[What to work on]
The word "document" marks the lines you need; copy each of them from the data.

Top of Stored data

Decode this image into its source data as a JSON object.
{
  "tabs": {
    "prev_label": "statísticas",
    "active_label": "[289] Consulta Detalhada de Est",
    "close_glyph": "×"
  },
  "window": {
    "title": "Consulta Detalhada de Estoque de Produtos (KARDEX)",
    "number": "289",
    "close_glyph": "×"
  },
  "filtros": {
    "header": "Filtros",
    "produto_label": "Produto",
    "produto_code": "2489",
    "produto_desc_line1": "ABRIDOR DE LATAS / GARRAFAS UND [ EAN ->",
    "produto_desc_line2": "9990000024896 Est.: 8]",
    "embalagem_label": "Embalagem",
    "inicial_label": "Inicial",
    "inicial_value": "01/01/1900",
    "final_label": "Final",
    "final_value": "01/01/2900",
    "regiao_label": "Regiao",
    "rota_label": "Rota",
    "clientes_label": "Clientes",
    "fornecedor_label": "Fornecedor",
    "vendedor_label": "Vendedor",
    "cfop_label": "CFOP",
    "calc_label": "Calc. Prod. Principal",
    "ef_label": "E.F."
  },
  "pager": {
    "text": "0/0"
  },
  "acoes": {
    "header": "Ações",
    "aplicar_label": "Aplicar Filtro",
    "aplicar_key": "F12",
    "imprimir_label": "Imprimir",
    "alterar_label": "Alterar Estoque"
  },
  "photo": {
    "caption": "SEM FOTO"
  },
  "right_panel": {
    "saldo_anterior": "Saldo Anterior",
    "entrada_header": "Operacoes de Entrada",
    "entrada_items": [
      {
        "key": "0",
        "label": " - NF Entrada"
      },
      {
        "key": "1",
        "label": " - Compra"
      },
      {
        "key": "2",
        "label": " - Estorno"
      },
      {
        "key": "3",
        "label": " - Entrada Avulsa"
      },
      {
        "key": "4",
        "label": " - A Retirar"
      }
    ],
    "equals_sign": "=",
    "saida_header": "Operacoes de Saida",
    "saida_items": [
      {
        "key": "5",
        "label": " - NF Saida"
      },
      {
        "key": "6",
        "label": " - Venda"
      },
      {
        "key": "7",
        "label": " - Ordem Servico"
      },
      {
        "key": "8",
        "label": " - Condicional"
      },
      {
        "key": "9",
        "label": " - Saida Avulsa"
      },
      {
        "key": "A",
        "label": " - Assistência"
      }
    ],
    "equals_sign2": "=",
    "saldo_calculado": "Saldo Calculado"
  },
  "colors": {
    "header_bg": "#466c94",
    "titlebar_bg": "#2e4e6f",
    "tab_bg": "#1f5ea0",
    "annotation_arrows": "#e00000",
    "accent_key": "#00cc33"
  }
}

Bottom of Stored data
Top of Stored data

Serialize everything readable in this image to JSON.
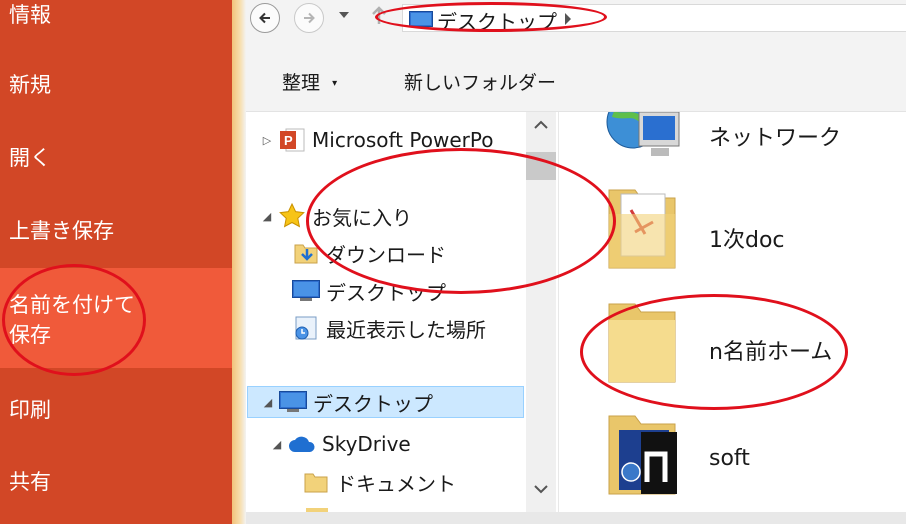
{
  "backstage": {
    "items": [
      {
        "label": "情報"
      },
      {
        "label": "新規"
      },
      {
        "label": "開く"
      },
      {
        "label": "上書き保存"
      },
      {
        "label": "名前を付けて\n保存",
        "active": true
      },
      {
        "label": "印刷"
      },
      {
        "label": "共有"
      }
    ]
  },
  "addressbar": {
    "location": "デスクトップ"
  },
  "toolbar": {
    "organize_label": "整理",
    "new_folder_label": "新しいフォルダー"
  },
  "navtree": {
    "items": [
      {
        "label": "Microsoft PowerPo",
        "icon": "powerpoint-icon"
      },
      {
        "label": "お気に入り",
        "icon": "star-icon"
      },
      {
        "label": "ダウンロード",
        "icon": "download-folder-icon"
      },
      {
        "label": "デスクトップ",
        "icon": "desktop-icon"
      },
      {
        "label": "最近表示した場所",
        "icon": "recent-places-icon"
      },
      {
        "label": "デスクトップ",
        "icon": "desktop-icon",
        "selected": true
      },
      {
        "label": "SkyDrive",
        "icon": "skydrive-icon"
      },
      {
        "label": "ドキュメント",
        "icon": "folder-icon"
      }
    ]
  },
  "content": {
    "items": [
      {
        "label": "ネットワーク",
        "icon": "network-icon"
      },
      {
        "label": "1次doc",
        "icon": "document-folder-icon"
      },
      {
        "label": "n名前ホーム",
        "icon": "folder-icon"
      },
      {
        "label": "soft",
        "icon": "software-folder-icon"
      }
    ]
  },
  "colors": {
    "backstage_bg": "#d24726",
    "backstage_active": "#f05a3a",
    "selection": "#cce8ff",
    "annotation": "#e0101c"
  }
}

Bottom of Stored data
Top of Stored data

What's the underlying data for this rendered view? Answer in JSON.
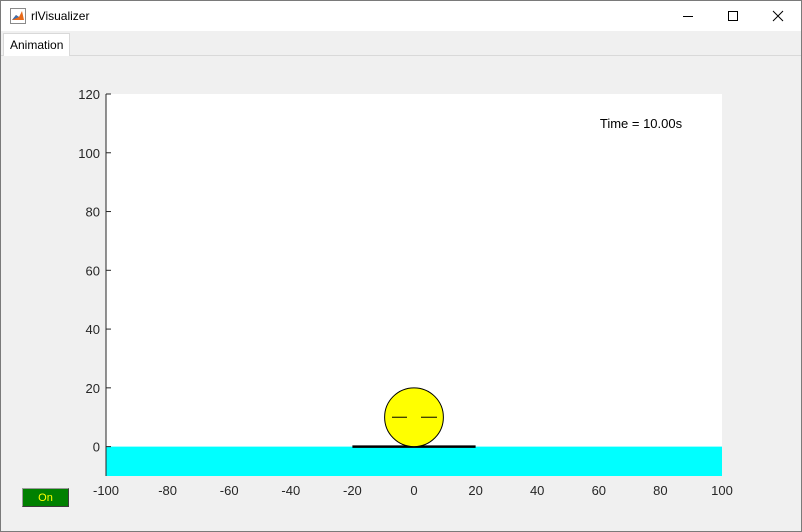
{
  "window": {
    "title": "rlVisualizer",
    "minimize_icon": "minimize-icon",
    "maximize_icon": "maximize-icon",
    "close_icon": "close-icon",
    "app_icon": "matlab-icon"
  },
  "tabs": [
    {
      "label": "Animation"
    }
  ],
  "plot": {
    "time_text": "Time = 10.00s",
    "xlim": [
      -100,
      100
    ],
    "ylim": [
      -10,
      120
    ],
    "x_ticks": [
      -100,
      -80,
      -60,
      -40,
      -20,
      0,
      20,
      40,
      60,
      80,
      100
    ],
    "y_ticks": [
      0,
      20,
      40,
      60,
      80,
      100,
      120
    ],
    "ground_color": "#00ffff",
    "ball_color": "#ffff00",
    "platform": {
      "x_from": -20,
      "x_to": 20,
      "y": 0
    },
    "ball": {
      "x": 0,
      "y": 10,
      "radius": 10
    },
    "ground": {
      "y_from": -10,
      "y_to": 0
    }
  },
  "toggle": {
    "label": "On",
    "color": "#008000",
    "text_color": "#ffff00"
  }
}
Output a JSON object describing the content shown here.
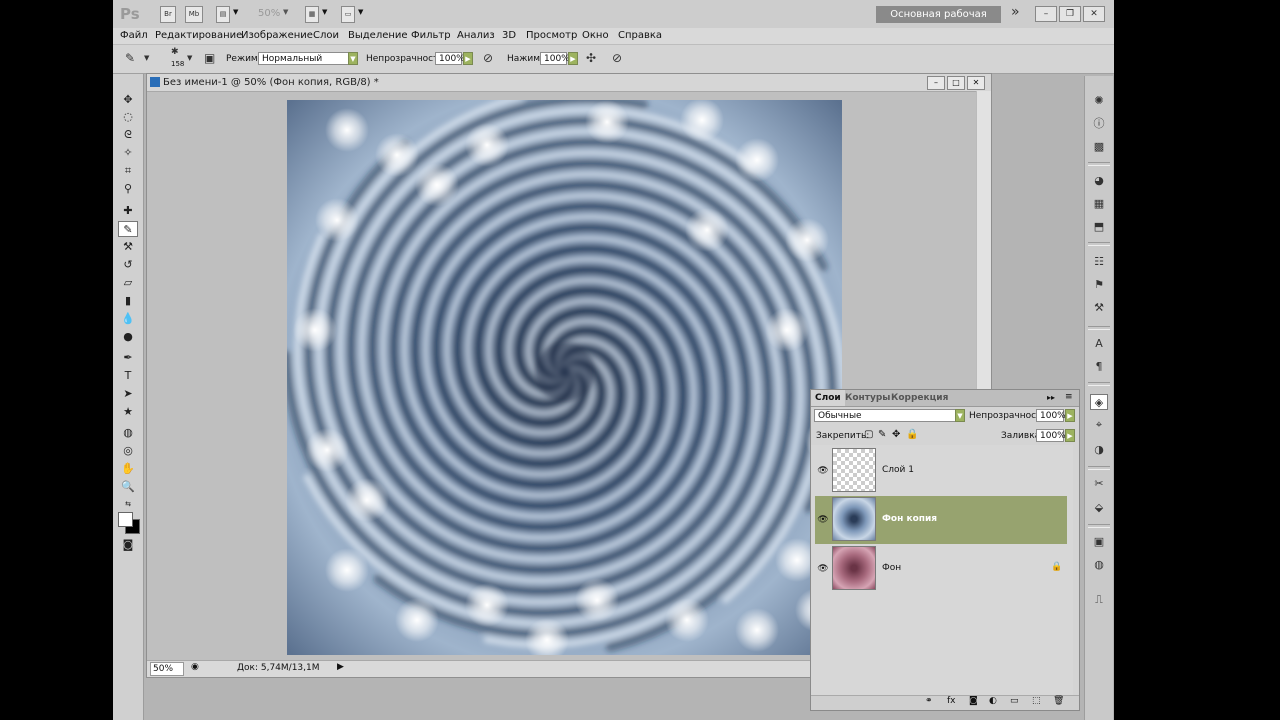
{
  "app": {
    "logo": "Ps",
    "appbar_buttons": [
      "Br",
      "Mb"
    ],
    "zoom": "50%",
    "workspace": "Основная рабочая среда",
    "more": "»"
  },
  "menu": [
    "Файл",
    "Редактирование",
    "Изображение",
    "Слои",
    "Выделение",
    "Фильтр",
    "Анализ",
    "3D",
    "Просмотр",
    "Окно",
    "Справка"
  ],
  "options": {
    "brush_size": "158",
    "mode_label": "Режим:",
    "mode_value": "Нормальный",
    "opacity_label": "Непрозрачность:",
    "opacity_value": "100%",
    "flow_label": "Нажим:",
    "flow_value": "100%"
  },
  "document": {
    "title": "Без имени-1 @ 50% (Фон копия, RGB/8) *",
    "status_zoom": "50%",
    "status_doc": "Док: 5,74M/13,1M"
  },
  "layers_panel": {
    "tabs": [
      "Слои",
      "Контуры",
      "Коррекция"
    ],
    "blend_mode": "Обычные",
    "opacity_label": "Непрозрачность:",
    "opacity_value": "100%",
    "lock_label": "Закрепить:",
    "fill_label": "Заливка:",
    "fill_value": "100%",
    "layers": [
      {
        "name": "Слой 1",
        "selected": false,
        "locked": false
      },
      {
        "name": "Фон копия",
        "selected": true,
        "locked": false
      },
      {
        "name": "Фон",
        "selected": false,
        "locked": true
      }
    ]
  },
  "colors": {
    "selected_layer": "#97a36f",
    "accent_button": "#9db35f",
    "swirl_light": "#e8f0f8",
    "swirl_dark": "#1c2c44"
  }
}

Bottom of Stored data

[Written answer]
        "icon": "document-folder-icon"
  "document": {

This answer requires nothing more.